Choosing the right course

A-levels versus vocational courses & apprenticeships

What’s the difference?


Think carefully about what subjects or the type of course you wish to study. All sixth form study requires significant time to be devoted to study, both in and out of school, so choose a subject you enjoy. There are no ‘easy’ subjects!

Subject choices at sixth form can affect your future career pathways. For example, you cannot study maths at university if you have not studied it at A-level, although sometimes studying a subject in the sixth form is not a prerequisite for university study. Make sure you get advice so you know whether your choices are compatible with career ambitions you may have.

Do not choose a course just because your friend wants to study it or because you like a particular teacher. Often, as you grow, friendships change and teachers move on. Also, what is right for one person may not be right for another.
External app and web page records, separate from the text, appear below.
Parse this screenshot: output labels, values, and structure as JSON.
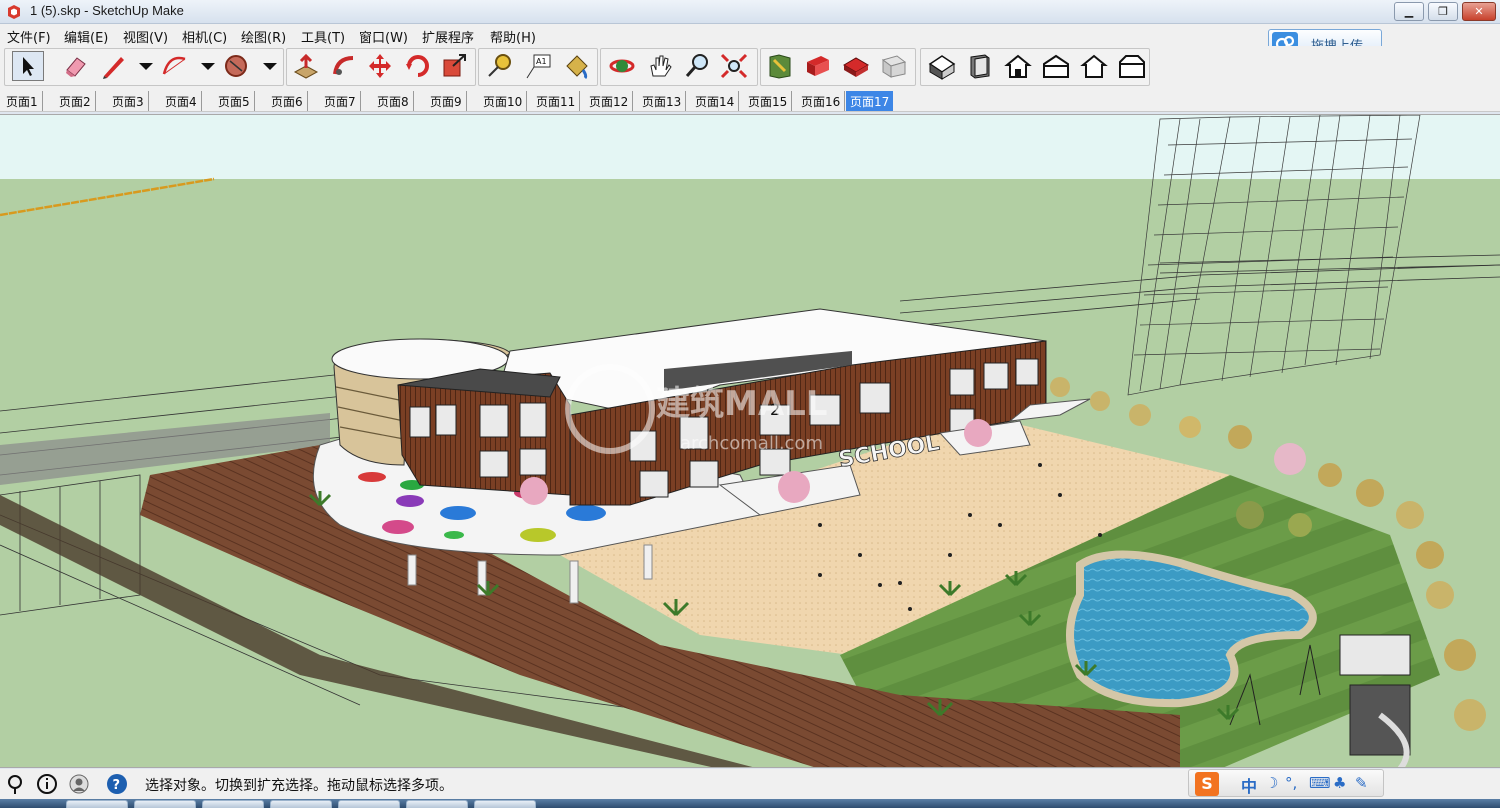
{
  "window": {
    "title": "1 (5).skp - SketchUp Make",
    "minimize": "▁",
    "maximize": "❐",
    "close": "✕"
  },
  "menu": [
    "文件(F)",
    "编辑(E)",
    "视图(V)",
    "相机(C)",
    "绘图(R)",
    "工具(T)",
    "窗口(W)",
    "扩展程序",
    "帮助(H)"
  ],
  "upload_button": {
    "label": "拖拽上传"
  },
  "toolbar": {
    "tools": [
      "select-tool",
      "eraser-tool",
      "line-tool",
      "arc-tool",
      "shapes-tool",
      "push-pull-tool",
      "follow-me-tool",
      "move-tool",
      "rotate-tool",
      "scale-tool",
      "tape-measure-tool",
      "text-tool",
      "paint-bucket-tool",
      "orbit-tool",
      "pan-tool",
      "zoom-tool",
      "zoom-extents-tool",
      "get-models-tool",
      "share-model-tool",
      "3d-warehouse-tool",
      "extension-warehouse-tool",
      "iso-view",
      "top-view",
      "front-view",
      "right-view",
      "back-view",
      "left-view"
    ]
  },
  "pages": {
    "tabs": [
      "页面1",
      "页面2",
      "页面3",
      "页面4",
      "页面5",
      "页面6",
      "页面7",
      "页面8",
      "页面9",
      "页面10",
      "页面11",
      "页面12",
      "页面13",
      "页面14",
      "页面15",
      "页面16",
      "页面17"
    ],
    "active": "页面17"
  },
  "scene": {
    "sky_color": "#e4f6f4",
    "ground_color": "#b2cfa3",
    "building_sign": "SCHOOL",
    "watermark_text": "建筑MALL",
    "watermark_sub": "archcomall.com",
    "level_label": "2"
  },
  "status": {
    "message": "选择对象。切换到扩充选择。拖动鼠标选择多项。"
  },
  "ime": {
    "logo": "S",
    "mode": "中",
    "glyphs": [
      "☽",
      "°,",
      "⌨",
      "♣",
      "✎"
    ]
  }
}
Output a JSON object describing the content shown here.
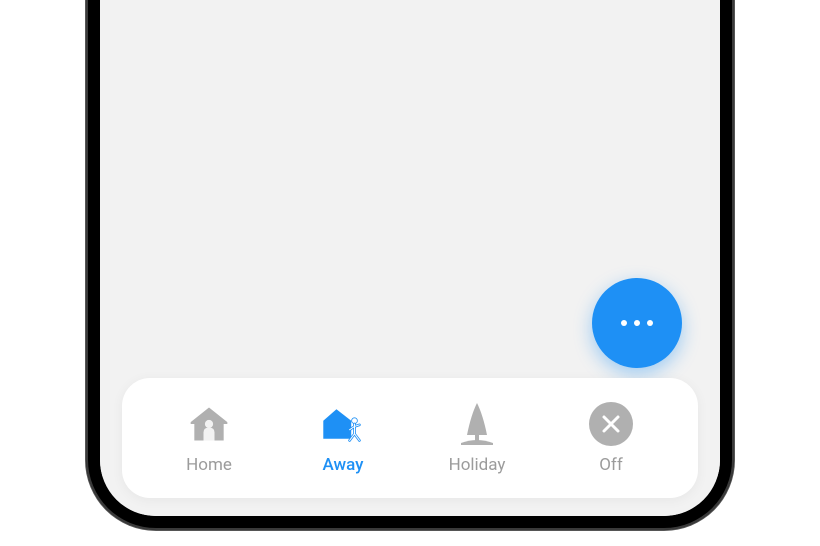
{
  "fab": {
    "name": "more-options"
  },
  "nav": {
    "items": [
      {
        "label": "Home",
        "active": false
      },
      {
        "label": "Away",
        "active": true
      },
      {
        "label": "Holiday",
        "active": false
      },
      {
        "label": "Off",
        "active": false
      }
    ]
  },
  "colors": {
    "accent": "#1e90f5",
    "inactive": "#b0b0b0",
    "background": "#f2f2f2"
  }
}
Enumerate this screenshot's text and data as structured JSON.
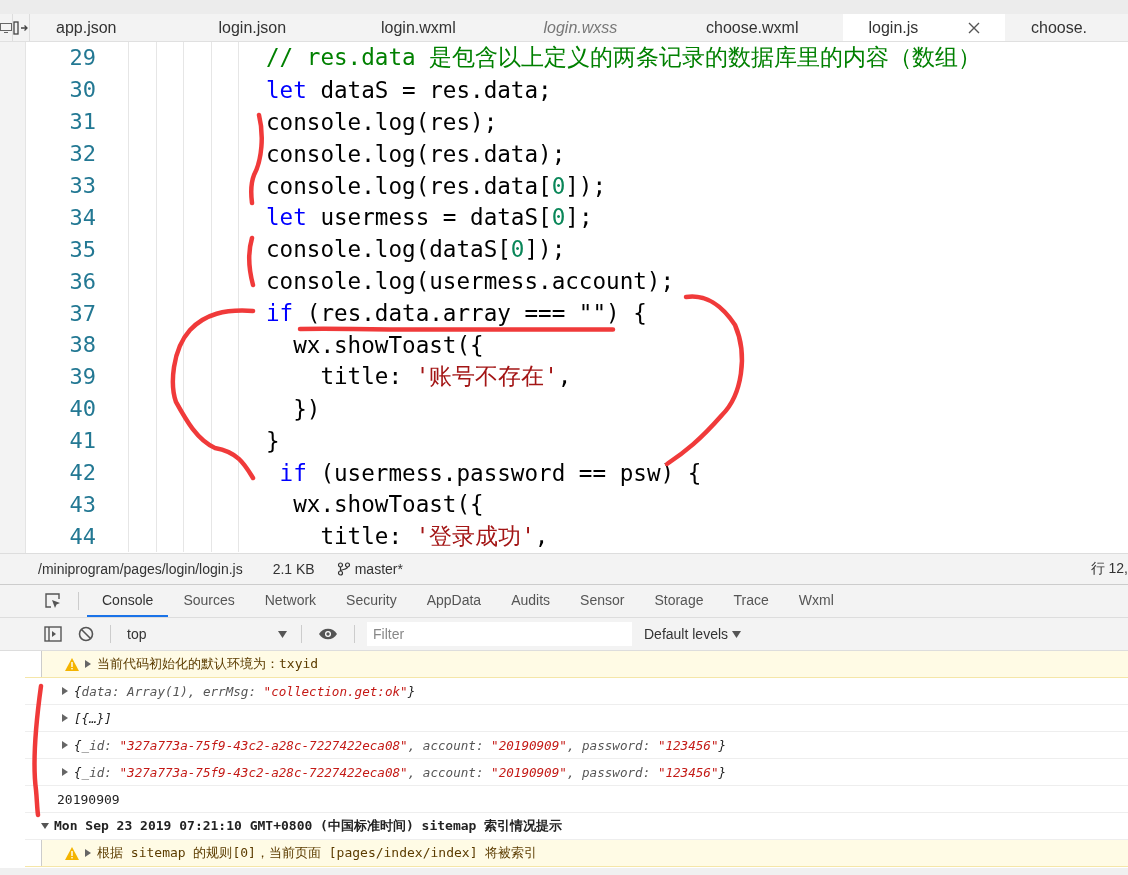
{
  "tabs": [
    {
      "label": "app.json",
      "selected": false,
      "preview": false
    },
    {
      "label": "login.json",
      "selected": false,
      "preview": false
    },
    {
      "label": "login.wxml",
      "selected": false,
      "preview": false
    },
    {
      "label": "login.wxss",
      "selected": false,
      "preview": true
    },
    {
      "label": "choose.wxml",
      "selected": false,
      "preview": false
    },
    {
      "label": "login.js",
      "selected": true,
      "preview": false
    },
    {
      "label": "choose.",
      "selected": false,
      "preview": false
    }
  ],
  "code_lines": [
    {
      "number": "29",
      "tokens": [
        {
          "kind": "comment",
          "text": "// res.data 是包含以上定义的两条记录的数据库里的内容（数组）"
        }
      ]
    },
    {
      "number": "30",
      "tokens": [
        {
          "kind": "keyword",
          "text": "let"
        },
        {
          "kind": "plain",
          "text": " dataS = res.data;"
        }
      ]
    },
    {
      "number": "31",
      "tokens": [
        {
          "kind": "plain",
          "text": "console.log(res);"
        }
      ]
    },
    {
      "number": "32",
      "tokens": [
        {
          "kind": "plain",
          "text": "console.log(res.data);"
        }
      ]
    },
    {
      "number": "33",
      "tokens": [
        {
          "kind": "plain",
          "text": "console.log(res.data["
        },
        {
          "kind": "number",
          "text": "0"
        },
        {
          "kind": "plain",
          "text": "]);"
        }
      ]
    },
    {
      "number": "34",
      "tokens": [
        {
          "kind": "keyword",
          "text": "let"
        },
        {
          "kind": "plain",
          "text": " usermess = dataS["
        },
        {
          "kind": "number",
          "text": "0"
        },
        {
          "kind": "plain",
          "text": "];"
        }
      ]
    },
    {
      "number": "35",
      "tokens": [
        {
          "kind": "plain",
          "text": "console.log(dataS["
        },
        {
          "kind": "number",
          "text": "0"
        },
        {
          "kind": "plain",
          "text": "]);"
        }
      ]
    },
    {
      "number": "36",
      "tokens": [
        {
          "kind": "plain",
          "text": "console.log(usermess.account);"
        }
      ]
    },
    {
      "number": "37",
      "tokens": [
        {
          "kind": "keyword",
          "text": "if"
        },
        {
          "kind": "plain",
          "text": " (res.data.array === \"\") {"
        }
      ]
    },
    {
      "number": "38",
      "tokens": [
        {
          "kind": "plain",
          "text": "  wx.showToast({"
        }
      ]
    },
    {
      "number": "39",
      "tokens": [
        {
          "kind": "plain",
          "text": "    title: "
        },
        {
          "kind": "string",
          "text": "'账号不存在'"
        },
        {
          "kind": "plain",
          "text": ","
        }
      ]
    },
    {
      "number": "40",
      "tokens": [
        {
          "kind": "plain",
          "text": "  })"
        }
      ]
    },
    {
      "number": "41",
      "tokens": [
        {
          "kind": "plain",
          "text": "}"
        }
      ]
    },
    {
      "number": "42",
      "tokens": [
        {
          "kind": "keyword",
          "text": " if"
        },
        {
          "kind": "plain",
          "text": " (usermess.password == psw) {"
        }
      ]
    },
    {
      "number": "43",
      "tokens": [
        {
          "kind": "plain",
          "text": "  wx.showToast({"
        }
      ]
    },
    {
      "number": "44",
      "tokens": [
        {
          "kind": "plain",
          "text": "    title: "
        },
        {
          "kind": "string",
          "text": "'登录成功'"
        },
        {
          "kind": "plain",
          "text": ","
        }
      ]
    }
  ],
  "status_bar": {
    "path": "/miniprogram/pages/login/login.js",
    "size": "2.1 KB",
    "branch": "master*",
    "position": "行 12,"
  },
  "devtools_tabs": [
    {
      "label": "Console",
      "selected": true
    },
    {
      "label": "Sources",
      "selected": false
    },
    {
      "label": "Network",
      "selected": false
    },
    {
      "label": "Security",
      "selected": false
    },
    {
      "label": "AppData",
      "selected": false
    },
    {
      "label": "Audits",
      "selected": false
    },
    {
      "label": "Sensor",
      "selected": false
    },
    {
      "label": "Storage",
      "selected": false
    },
    {
      "label": "Trace",
      "selected": false
    },
    {
      "label": "Wxml",
      "selected": false
    }
  ],
  "console_toolbar": {
    "context": "top",
    "filter_placeholder": "Filter",
    "levels": "Default levels"
  },
  "console_messages": [
    {
      "kind": "warning",
      "expanded": false,
      "text": "当前代码初始化的默认环境为：txyid"
    },
    {
      "kind": "object",
      "expanded": false,
      "tokens": [
        {
          "kind": "punct",
          "text": "{"
        },
        {
          "kind": "key",
          "text": "data: Array(1), errMsg: "
        },
        {
          "kind": "string",
          "text": "\"collection.get:ok\""
        },
        {
          "kind": "punct",
          "text": "}"
        }
      ]
    },
    {
      "kind": "object",
      "expanded": false,
      "tokens": [
        {
          "kind": "punct",
          "text": "[{…}]"
        }
      ]
    },
    {
      "kind": "object",
      "expanded": false,
      "tokens": [
        {
          "kind": "punct",
          "text": "{"
        },
        {
          "kind": "key",
          "text": "_id: "
        },
        {
          "kind": "string",
          "text": "\"327a773a-75f9-43c2-a28c-7227422eca08\""
        },
        {
          "kind": "key",
          "text": ", account: "
        },
        {
          "kind": "string",
          "text": "\"20190909\""
        },
        {
          "kind": "key",
          "text": ", password: "
        },
        {
          "kind": "string",
          "text": "\"123456\""
        },
        {
          "kind": "punct",
          "text": "}"
        }
      ]
    },
    {
      "kind": "object",
      "expanded": false,
      "tokens": [
        {
          "kind": "punct",
          "text": "{"
        },
        {
          "kind": "key",
          "text": "_id: "
        },
        {
          "kind": "string",
          "text": "\"327a773a-75f9-43c2-a28c-7227422eca08\""
        },
        {
          "kind": "key",
          "text": ", account: "
        },
        {
          "kind": "string",
          "text": "\"20190909\""
        },
        {
          "kind": "key",
          "text": ", password: "
        },
        {
          "kind": "string",
          "text": "\"123456\""
        },
        {
          "kind": "punct",
          "text": "}"
        }
      ]
    },
    {
      "kind": "text",
      "text": "20190909"
    },
    {
      "kind": "group",
      "expanded": true,
      "text": "Mon Sep 23 2019 07:21:10 GMT+0800 (中国标准时间) sitemap 索引情况提示"
    },
    {
      "kind": "warning",
      "expanded": false,
      "text": "根据 sitemap 的规则[0]，当前页面 [pages/index/index] 将被索引"
    }
  ]
}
A-levels are mainly assessed through exams and involve greater in-depth study. A-levels also tend to be more academically focused rather than practical. You will also be expected to complete more self-directed study and reading for the subject areas you have chosen.

A-levels are excellent, well known, but demanding. They will allow you to progress onto virtually any university course as long as you choose a suitable combination of subjects and achieve appropriate grades. You will choose three subjects in Year 12 and continue with these until the end of Year 13.

If you are considering applying to Russell Group universities, you may wish to choose the following subjects: maths, chemistry, biology, physics, English literature, languages, geography and history.

IF YOU ARE considering a medical career

For those of you who are considering a medical career, it is essential that you study both biology and chemistry. You should also study one other science subject, for example, maths or psychology.

Vocational Subjects

 Vocational courses are specialised, work-based courses that primarily involve practical learning, but there are also some theoretical elements.

Some vocational courses also include one or two days a week of work placement as part of the course, which provides an opportunity for work-related learning.


We offer one year, Level 2 programmes, which are appropriate for those who are not yet ready to undertake qualifications at Level 3 or are keen to undertake a more vocational route.

In addition, students will need to study English or maths at Level 2 in order to improve their GCSE grades, if they have not already obtained a grade 4 or above.